***** EXERCISE INPUT *****

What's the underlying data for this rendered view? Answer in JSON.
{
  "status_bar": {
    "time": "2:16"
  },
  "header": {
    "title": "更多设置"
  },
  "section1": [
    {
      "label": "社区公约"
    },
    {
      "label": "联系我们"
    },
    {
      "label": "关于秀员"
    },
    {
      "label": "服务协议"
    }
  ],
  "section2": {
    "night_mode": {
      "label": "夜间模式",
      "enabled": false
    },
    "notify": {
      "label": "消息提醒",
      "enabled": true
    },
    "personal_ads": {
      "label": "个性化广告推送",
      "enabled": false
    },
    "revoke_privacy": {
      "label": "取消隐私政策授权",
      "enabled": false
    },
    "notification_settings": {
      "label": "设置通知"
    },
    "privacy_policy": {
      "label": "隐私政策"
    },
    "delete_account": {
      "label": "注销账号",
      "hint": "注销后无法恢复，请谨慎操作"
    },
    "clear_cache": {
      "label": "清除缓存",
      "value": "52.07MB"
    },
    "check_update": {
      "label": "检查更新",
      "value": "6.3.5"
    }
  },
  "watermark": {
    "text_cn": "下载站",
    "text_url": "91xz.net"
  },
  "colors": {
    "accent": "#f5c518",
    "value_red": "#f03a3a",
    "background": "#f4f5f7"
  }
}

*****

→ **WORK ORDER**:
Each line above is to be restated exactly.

→ **SOLUTION**:
What's the underlying data for this rendered view? Answer in JSON.
{
  "status_bar": {
    "time": "2:16"
  },
  "header": {
    "title": "更多设置"
  },
  "section1": [
    {
      "label": "社区公约"
    },
    {
      "label": "联系我们"
    },
    {
      "label": "关于秀员"
    },
    {
      "label": "服务协议"
    }
  ],
  "section2": {
    "night_mode": {
      "label": "夜间模式",
      "enabled": false
    },
    "notify": {
      "label": "消息提醒",
      "enabled": true
    },
    "personal_ads": {
      "label": "个性化广告推送",
      "enabled": false
    },
    "revoke_privacy": {
      "label": "取消隐私政策授权",
      "enabled": false
    },
    "notification_settings": {
      "label": "设置通知"
    },
    "privacy_policy": {
      "label": "隐私政策"
    },
    "delete_account": {
      "label": "注销账号",
      "hint": "注销后无法恢复，请谨慎操作"
    },
    "clear_cache": {
      "label": "清除缓存",
      "value": "52.07MB"
    },
    "check_update": {
      "label": "检查更新",
      "value": "6.3.5"
    }
  },
  "watermark": {
    "text_cn": "下载站",
    "text_url": "91xz.net"
  },
  "colors": {
    "accent": "#f5c518",
    "value_red": "#f03a3a",
    "background": "#f4f5f7"
  }
}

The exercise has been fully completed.